EXERCISE OBJECTIVE: Look through the entries below and return all lines including the word "profile".

[Interface dataset entries]
———

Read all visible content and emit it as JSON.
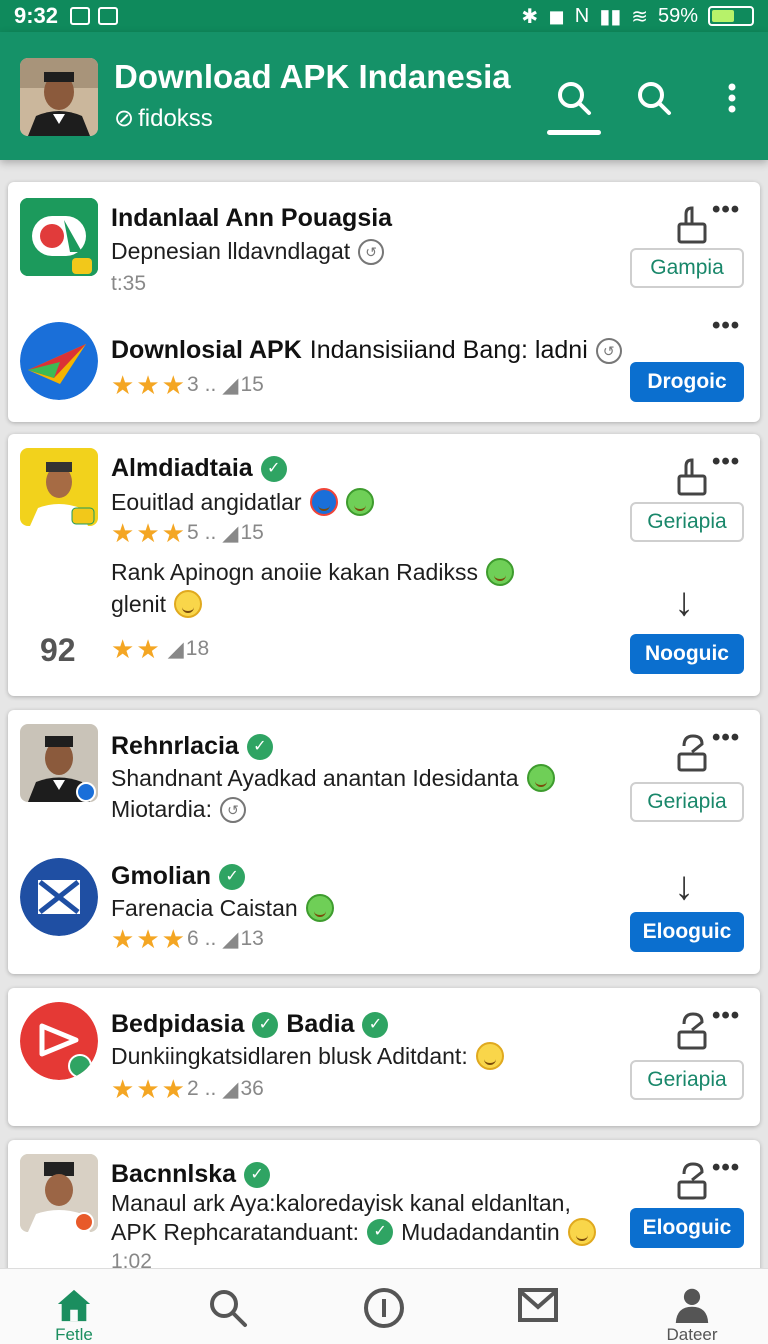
{
  "status_bar": {
    "time": "9:32",
    "battery": "59%",
    "battery_level": 0.59,
    "icons": [
      "bluetooth-icon",
      "camera-icon",
      "nfc-icon",
      "signal-icon",
      "wifi-icon"
    ]
  },
  "app_bar": {
    "title": "Download APK Indanesia",
    "subtitle": "fidokss",
    "icons": [
      "search-icon",
      "search-icon",
      "more-vert-icon"
    ],
    "colors": {
      "primary": "#159268",
      "status": "#0f8a5c"
    }
  },
  "cards": [
    {
      "rows": [
        {
          "name": "Indanlaal Ann Pouagsia",
          "desc": "Depnesian lldavndlagat",
          "meta": "t:35",
          "action": "Gampia",
          "action_style": "outline",
          "icon": "app-icon-red-green"
        },
        {
          "name": "Downlosial APK",
          "name_extra": "Indansisiiand Bang: ladni",
          "rating_stars": 3,
          "rating_count": "3",
          "meta_sep": "..",
          "meta_count": "15",
          "action": "Drogoic",
          "action_style": "filled",
          "icon": "play-store-icon"
        }
      ]
    },
    {
      "rows": [
        {
          "name": "Almdiadtaia",
          "desc": "Eouitlad angidatlar",
          "rating_stars": 3,
          "rating_count": "5",
          "meta_sep": "..",
          "meta_count": "15",
          "action": "Geriapia",
          "action_style": "outline",
          "icon": "profile-yellow-icon"
        },
        {
          "comment_line1": "Rank Apinogn anoiie kakan Radikss",
          "comment_line2": "glenit",
          "big_number": "92",
          "rating_stars": 2,
          "meta_count": "18",
          "action": "Nooguic",
          "action_style": "filled"
        }
      ]
    },
    {
      "rows": [
        {
          "name": "Rehnrlacia",
          "desc": "Shandnant Ayadkad anantan Idesidanta",
          "desc2": "Miotardia:",
          "action": "Geriapia",
          "action_style": "outline",
          "icon": "profile-avatar-icon"
        },
        {
          "name": "Gmolian",
          "desc": "Farenacia Caistan",
          "rating_stars": 3,
          "rating_count": "6",
          "meta_sep": "..",
          "meta_count": "13",
          "action": "Elooguic",
          "action_style": "filled",
          "icon": "mail-app-icon"
        }
      ]
    },
    {
      "rows": [
        {
          "name": "Bedpidasia",
          "name2": "Badia",
          "desc": "Dunkiingkatsidlaren blusk Aditdant:",
          "rating_stars": 3,
          "rating_count": "2",
          "meta_sep": "..",
          "meta_count": "36",
          "action": "Geriapia",
          "action_style": "outline",
          "icon": "video-app-icon"
        }
      ]
    },
    {
      "rows": [
        {
          "name": "Bacnnlska",
          "desc": "Manaul ark Aya:kaloredayisk kanal eldanltan,",
          "desc2": "APK Rephcaratanduant:",
          "desc2_extra": "Mudadandantin",
          "meta": "1:02",
          "action": "Elooguic",
          "action_style": "filled",
          "icon": "profile-batik-icon"
        }
      ]
    }
  ],
  "bottom_nav": [
    {
      "label": "Fetle",
      "icon": "home-icon",
      "active": true
    },
    {
      "label": "",
      "icon": "search-icon",
      "active": false
    },
    {
      "label": "",
      "icon": "info-icon",
      "active": false
    },
    {
      "label": "",
      "icon": "mail-icon",
      "active": false
    },
    {
      "label": "Dateer",
      "icon": "person-icon",
      "active": false
    }
  ]
}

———

ANSWER SPACE:
          "icon": "profile-yellow-icon"
          "icon": "profile-avatar-icon"
          "icon": "profile-batik-icon"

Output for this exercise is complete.